(Supplied data)

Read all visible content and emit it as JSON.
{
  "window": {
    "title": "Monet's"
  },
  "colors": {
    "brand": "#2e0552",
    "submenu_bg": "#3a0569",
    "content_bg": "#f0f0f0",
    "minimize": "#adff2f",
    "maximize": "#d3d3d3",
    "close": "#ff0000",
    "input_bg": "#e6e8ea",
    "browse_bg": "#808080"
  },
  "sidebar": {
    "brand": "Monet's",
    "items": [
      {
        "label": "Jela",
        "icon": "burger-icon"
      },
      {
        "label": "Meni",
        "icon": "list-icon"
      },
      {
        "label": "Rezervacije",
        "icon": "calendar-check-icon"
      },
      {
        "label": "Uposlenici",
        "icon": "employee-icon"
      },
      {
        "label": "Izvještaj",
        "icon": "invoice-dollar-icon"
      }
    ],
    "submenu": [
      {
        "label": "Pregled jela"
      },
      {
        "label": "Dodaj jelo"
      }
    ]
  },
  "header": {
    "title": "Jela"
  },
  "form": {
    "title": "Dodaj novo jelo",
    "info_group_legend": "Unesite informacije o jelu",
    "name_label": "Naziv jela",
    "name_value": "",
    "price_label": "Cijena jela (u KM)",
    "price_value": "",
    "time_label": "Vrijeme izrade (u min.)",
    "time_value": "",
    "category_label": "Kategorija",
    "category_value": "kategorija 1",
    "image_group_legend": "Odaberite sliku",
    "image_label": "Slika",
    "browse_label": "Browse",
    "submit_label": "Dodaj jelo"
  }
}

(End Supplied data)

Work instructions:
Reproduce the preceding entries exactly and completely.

Response to the task:
Read all visible content and emit it as JSON.
{
  "window": {
    "title": "Monet's"
  },
  "colors": {
    "brand": "#2e0552",
    "submenu_bg": "#3a0569",
    "content_bg": "#f0f0f0",
    "minimize": "#adff2f",
    "maximize": "#d3d3d3",
    "close": "#ff0000",
    "input_bg": "#e6e8ea",
    "browse_bg": "#808080"
  },
  "sidebar": {
    "brand": "Monet's",
    "items": [
      {
        "label": "Jela",
        "icon": "burger-icon"
      },
      {
        "label": "Meni",
        "icon": "list-icon"
      },
      {
        "label": "Rezervacije",
        "icon": "calendar-check-icon"
      },
      {
        "label": "Uposlenici",
        "icon": "employee-icon"
      },
      {
        "label": "Izvještaj",
        "icon": "invoice-dollar-icon"
      }
    ],
    "submenu": [
      {
        "label": "Pregled jela"
      },
      {
        "label": "Dodaj jelo"
      }
    ]
  },
  "header": {
    "title": "Jela"
  },
  "form": {
    "title": "Dodaj novo jelo",
    "info_group_legend": "Unesite informacije o jelu",
    "name_label": "Naziv jela",
    "name_value": "",
    "price_label": "Cijena jela (u KM)",
    "price_value": "",
    "time_label": "Vrijeme izrade (u min.)",
    "time_value": "",
    "category_label": "Kategorija",
    "category_value": "kategorija 1",
    "image_group_legend": "Odaberite sliku",
    "image_label": "Slika",
    "browse_label": "Browse",
    "submit_label": "Dodaj jelo"
  }
}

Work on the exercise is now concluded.